However, there is reason to assume that the good relationship and the tandem-character will last: for Poland, because it has placed all its bets on one card and that card is Europe. Poland needs Europe to succeed, economically as much as strategically. And Radek Sikorski is doing a lot to secure this. Poland can live with and in a strong Europe, but not next to a strong Germany, in case the Euro and European project should fail under the populist strain it is currently in. Therefore, Poland at whatever cost, needs a successful Europe with a functioning Germany in it that doesn’t go global on its own.
Germany meanwhile needs a strong partner in Europe. France is, for many in Germany these days, falling behind. It is not doing enough on the dossier of structural reforms in the economy and adapting to global markets; whereas Poland still has substantial growth and ideologically also buys more into the ‘liberal’ German economic philosophy. Further, and in strong contrast to Poland, currently France has not opted into the market of ideas for a more political Europe and how the new European democracy could be organized.
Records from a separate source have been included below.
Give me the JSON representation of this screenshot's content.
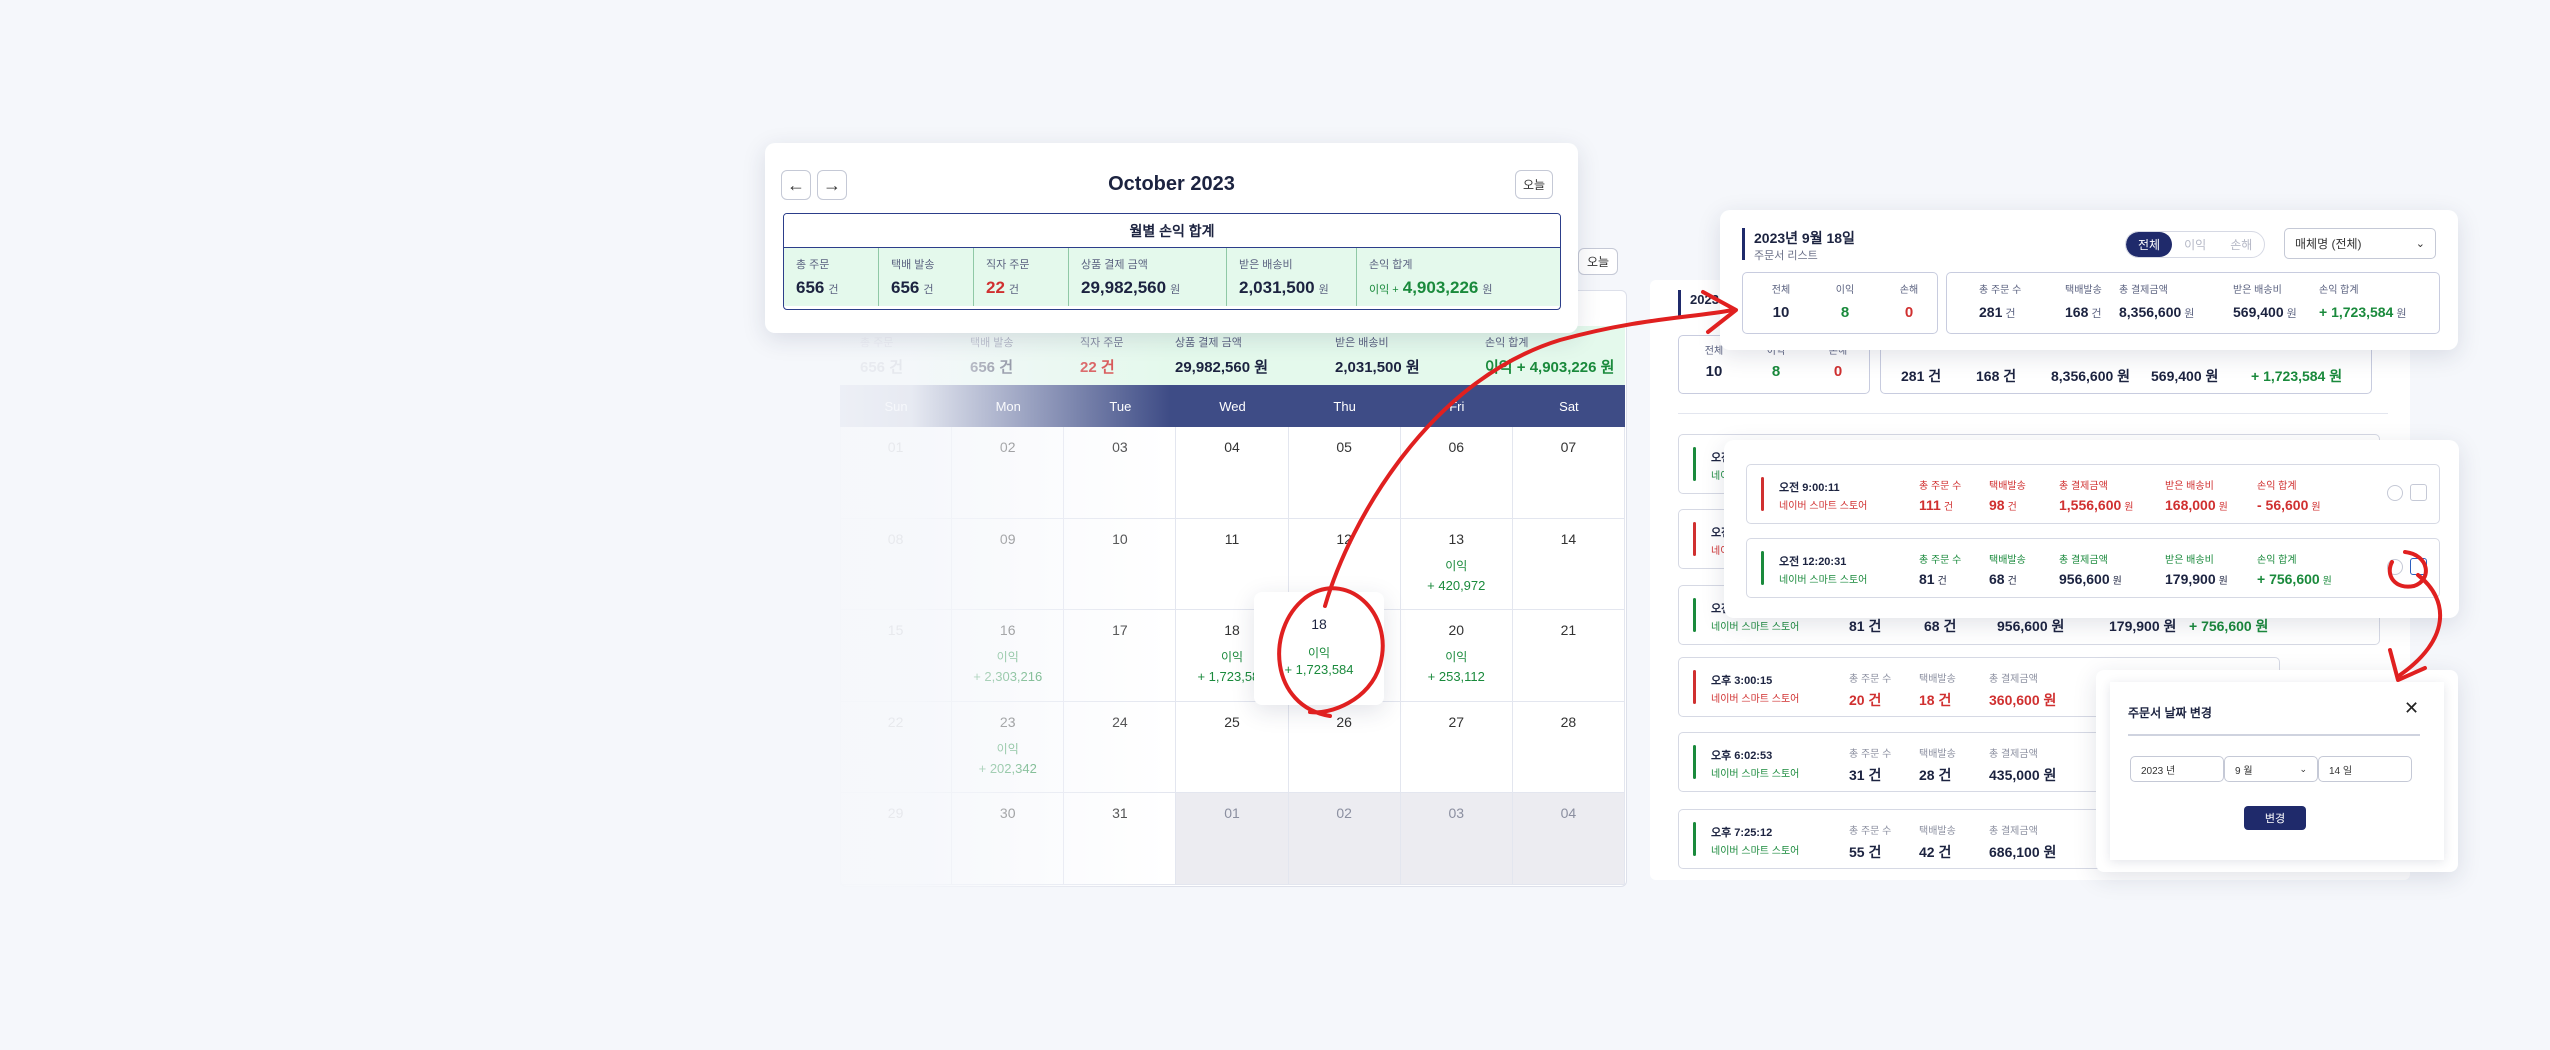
{
  "month_card": {
    "title": "October 2023",
    "prev_icon": "arrow-left-icon",
    "next_icon": "arrow-right-icon",
    "today_label": "오늘",
    "summary_title": "월별 손익 합계",
    "summary": [
      {
        "label": "총 주문",
        "value": "656",
        "unit": "건",
        "color": "#1c2340"
      },
      {
        "label": "택배 발송",
        "value": "656",
        "unit": "건",
        "color": "#1c2340"
      },
      {
        "label": "직자 주문",
        "value": "22",
        "unit": "건",
        "color": "#d03030"
      },
      {
        "label": "상품 결제 금액",
        "value": "29,982,560",
        "unit": "원",
        "color": "#1c2340"
      },
      {
        "label": "받은 배송비",
        "value": "2,031,500",
        "unit": "원",
        "color": "#1c2340"
      },
      {
        "label": "손익 합계",
        "prefix": "이익 +",
        "value": "4,903,226",
        "unit": "원",
        "color": "#1a8a3c"
      }
    ]
  },
  "background_summary": {
    "labels": [
      "총 주문",
      "택배 발송",
      "직자 주문",
      "상품 결제 금액",
      "받은 배송비",
      "손익 합계"
    ],
    "values": [
      "656 건",
      "656 건",
      "22 건",
      "29,982,560 원",
      "2,031,500 원",
      "이익 + 4,903,226 원"
    ]
  },
  "calendar": {
    "day_names": [
      "Sun",
      "Mon",
      "Tue",
      "Wed",
      "Thu",
      "Fri",
      "Sat"
    ],
    "cells": [
      {
        "d": "01"
      },
      {
        "d": "02"
      },
      {
        "d": "03"
      },
      {
        "d": "04"
      },
      {
        "d": "05"
      },
      {
        "d": "06"
      },
      {
        "d": "07"
      },
      {
        "d": "08"
      },
      {
        "d": "09"
      },
      {
        "d": "10"
      },
      {
        "d": "11"
      },
      {
        "d": "12"
      },
      {
        "d": "13",
        "t1": "이익",
        "t2": "+ 420,972"
      },
      {
        "d": "14"
      },
      {
        "d": "15"
      },
      {
        "d": "16",
        "t1": "이익",
        "t2": "+ 2,303,216"
      },
      {
        "d": "17"
      },
      {
        "d": "18",
        "t1": "이익",
        "t2": "+ 1,723,584"
      },
      {
        "d": "19"
      },
      {
        "d": "20",
        "t1": "이익",
        "t2": "+ 253,112"
      },
      {
        "d": "21"
      },
      {
        "d": "22"
      },
      {
        "d": "23",
        "t1": "이익",
        "t2": "+ 202,342"
      },
      {
        "d": "24"
      },
      {
        "d": "25"
      },
      {
        "d": "26"
      },
      {
        "d": "27"
      },
      {
        "d": "28"
      },
      {
        "d": "29"
      },
      {
        "d": "30"
      },
      {
        "d": "31"
      },
      {
        "d": "01",
        "gray": true
      },
      {
        "d": "02",
        "gray": true
      },
      {
        "d": "03",
        "gray": true
      },
      {
        "d": "04",
        "gray": true
      }
    ],
    "popup": {
      "day": "18",
      "label": "이익",
      "value": "+ 1,723,584"
    }
  },
  "day_card": {
    "title": "2023년 9월 18일",
    "subtitle": "주문서 리스트",
    "tabs": [
      "전체",
      "이익",
      "손해"
    ],
    "dropdown": "매체명 (전체)",
    "counts": [
      {
        "label": "전체",
        "value": "10",
        "color": "#1c2340"
      },
      {
        "label": "이익",
        "value": "8",
        "color": "#1a8a3c"
      },
      {
        "label": "손해",
        "value": "0",
        "color": "#d03030"
      }
    ],
    "totals": [
      {
        "label": "총 주문 수",
        "value": "281",
        "unit": "건",
        "color": "#1c2340"
      },
      {
        "label": "택배발송",
        "value": "168",
        "unit": "건",
        "color": "#1c2340"
      },
      {
        "label": "총 결제금액",
        "value": "8,356,600",
        "unit": "원",
        "color": "#1c2340"
      },
      {
        "label": "받은 배송비",
        "value": "569,400",
        "unit": "원",
        "color": "#1c2340"
      },
      {
        "label": "손익 합계",
        "value": "+ 1,723,584",
        "unit": "원",
        "color": "#1a8a3c"
      }
    ]
  },
  "bg_day": {
    "title": "2023",
    "today_label": "오늘",
    "counts": [
      "10",
      "8",
      "0"
    ],
    "count_labels": [
      "전체",
      "이익",
      "손해"
    ],
    "totals": [
      "281 건",
      "168 건",
      "8,356,600 원",
      "569,400 원",
      "+ 1,723,584 원"
    ]
  },
  "order_card": {
    "orders": [
      {
        "time": "오전 9:00:11",
        "store": "네이버 스마트 스토어",
        "color": "#d03030",
        "cols": [
          {
            "label": "총 주문 수",
            "value": "111",
            "unit": "건"
          },
          {
            "label": "택배발송",
            "value": "98",
            "unit": "건"
          },
          {
            "label": "총 결제금액",
            "value": "1,556,600",
            "unit": "원"
          },
          {
            "label": "받은 배송비",
            "value": "168,000",
            "unit": "원"
          },
          {
            "label": "손익 합계",
            "value": "- 56,600",
            "unit": "원"
          }
        ]
      },
      {
        "time": "오전 12:20:31",
        "store": "네이버 스마트 스토어",
        "color": "#1a8a3c",
        "cols": [
          {
            "label": "총 주문 수",
            "value": "81",
            "unit": "건"
          },
          {
            "label": "택배발송",
            "value": "68",
            "unit": "건"
          },
          {
            "label": "총 결제금액",
            "value": "956,600",
            "unit": "원"
          },
          {
            "label": "받은 배송비",
            "value": "179,900",
            "unit": "원"
          },
          {
            "label": "손익 합계",
            "value": "+ 756,600",
            "unit": "원"
          }
        ]
      }
    ]
  },
  "bg_orders": [
    {
      "time": "오전",
      "store": "네이",
      "color": "#1a8a3c",
      "values": []
    },
    {
      "time": "오전",
      "store": "네이",
      "color": "#d03030",
      "values": []
    },
    {
      "time": "오전",
      "store": "네이버 스마트 스토어",
      "color": "#1a8a3c",
      "values": [
        "81 건",
        "68 건",
        "956,600 원",
        "179,900 원",
        "+ 756,600 원"
      ]
    },
    {
      "time": "오후 3:00:15",
      "store": "네이버 스마트 스토어",
      "color": "#d03030",
      "labels": [
        "총 주문 수",
        "택배발송",
        "총 결제금액"
      ],
      "values": [
        "20 건",
        "18 건",
        "360,600 원"
      ]
    },
    {
      "time": "오후 6:02:53",
      "store": "네이버 스마트 스토어",
      "color": "#1a8a3c",
      "labels": [
        "총 주문 수",
        "택배발송",
        "총 결제금액"
      ],
      "values": [
        "31 건",
        "28 건",
        "435,000 원"
      ]
    },
    {
      "time": "오후 7:25:12",
      "store": "네이버 스마트 스토어",
      "color": "#1a8a3c",
      "labels": [
        "총 주문 수",
        "택배발송",
        "총 결제금액"
      ],
      "values": [
        "55 건",
        "42 건",
        "686,100 원"
      ]
    }
  ],
  "date_dialog": {
    "title": "주문서 날짜 변경",
    "close_icon": "close-icon",
    "year": "2023 년",
    "month": "9 월",
    "day": "14 일",
    "submit": "변경"
  },
  "colors": {
    "accent": "#1f2a6b",
    "profit": "#1a8a3c",
    "loss": "#d03030",
    "arrow": "#e02020",
    "summary_bg": "#e4f9ec"
  }
}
Germany, however, has had the painful experience of isolation when it recently tried to dominate Europe institutionally and to impose its own policy preferences on the eurozone, at least economically. It cannot shape these ideas alone. German institutional ideas for a ‘more’ and a better Europe were always generally well accepted when they came accompanied and thereby, sublimated; usually by France. But they cannot arrive alone and Poland today has already largely replaced France as a German tandem partner, when it comes to institutional ideas for Europe.
The shaping of the future institutional relationship between an ever more integrated EU 17, not only fiscally but - nolens volens - politically, and a Poland which remains outside of this process for the time being, will not be easy by any standards. But Poland is strongly committed to joining the Euro around 2016. Until then, the EU-system will need to cope with delicate questions about how to keep the gate open between the EU 17 and the EU 27 and organise a passerelle between those in the eurozone striving for further integration (e.g. through the forthcoming banking union which will most likely be decided at the October EU Council). One concrete idea could be to create observer seats in the EuroGroup, for example. Poland’s way to currently engage in this discussion is also its way to stay in an ever more integrated Europe.
The real question is if in taking their distance from this discussion…. this is the French way of standing offside from what should actually become the most important, creative and ambitious leadership-trio the EU has seen, a way of preparing its future without forcing Germany to change its bride: a sort of leadership-enlargement of the former Franco-German tandem after the 50th birthday of the Elysée treaty in 2013, which the EU both deserves and badly needs!